He sailed for America for the last time in 1769, and in September 1770 preached his final sermon in Exeter, near Boston. On being told, "Sir, you are more fit to go to bed than preach," he lifted his heart and said, "Lord Jesus, I am weary in Thy work but not weary of it." He then preached a two hour sermon on "Examine yourselves, whether ye be in the faith," in a field.

Later that evening, feeling very ill, he was about to retire when a small crowd gathered at the house requesting he preach to them. The evangelist who could never say no to sinners, preached Christ to them until the light from his candle expired. It was symbolic of his own life which had by then burnt out for God. That night Whitefield suffered a fatal attack of asthma and died.

George Whitefield was not just a great preacher but a great man, completely sold out for Christ. Although he was undoubtedly the initial leader of the Methodist movement, and the initiator of many of its innovations, he deliberately chose to hand the leadership over to Wesley rather than see the movement divided. When asked why he didn’t form a movement which bore his name, he replied, "Let the name of Whitefield perish, but Christ be glorified." He did not desire human recognition or adulation, but rather to put his extraordinary gifts to serve the cause of Christ.

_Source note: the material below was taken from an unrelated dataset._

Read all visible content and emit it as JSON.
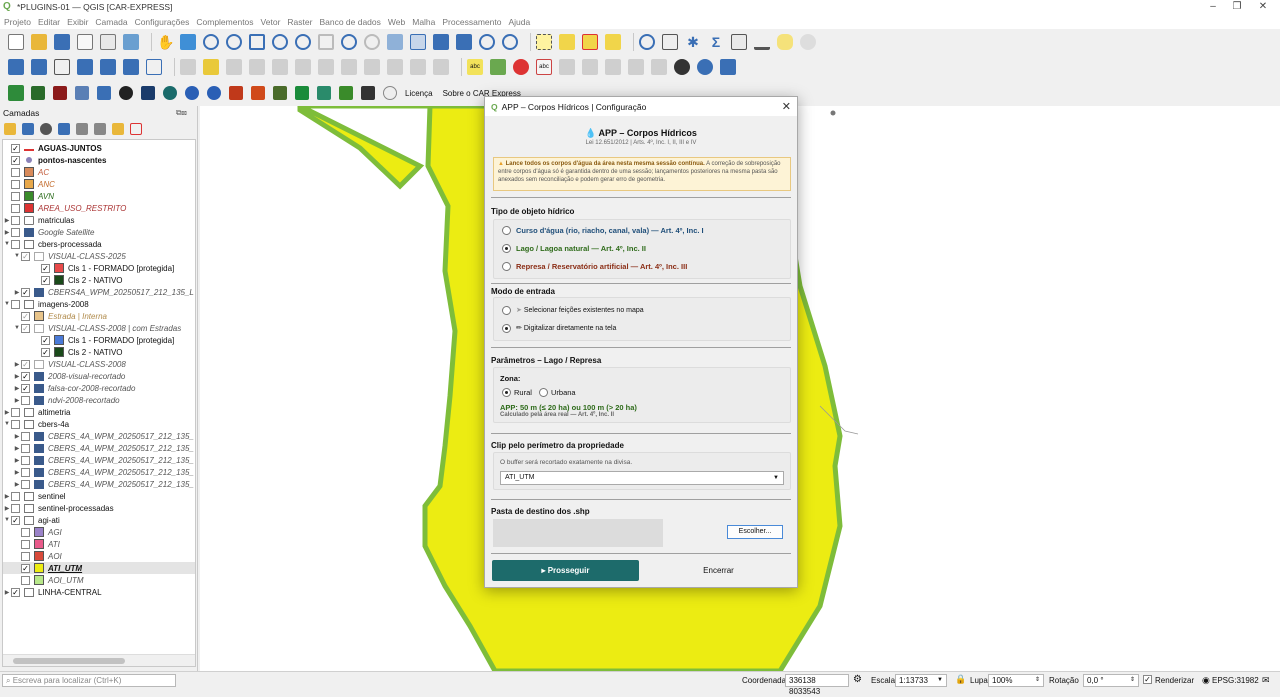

His life is a reminder of how, in times of godlessness and sin in the nation such as we are experiencing today, God can raise up a man as a shining light and an instrument of revival. It also should reminds us, however, that revival is always an offence, particularly to the religious establishment, and that no evangelist was more shocking to many of his contemporaries than Whitefield. Those who long for God to raise up ‘another Whitefield’ should remember that such a man would always be on the radical cutting edge of modern evangelism, and would be just as offensive to our religious sensibilities as Whitefield was in his day. Even so, Lord, do it again!

A complete study of Whitefield’s life is found in a superb, two-volume biography, ‘George Whitefield’ by Arnold Dallimore (Banner of Truth). This is one of the great modern biographies.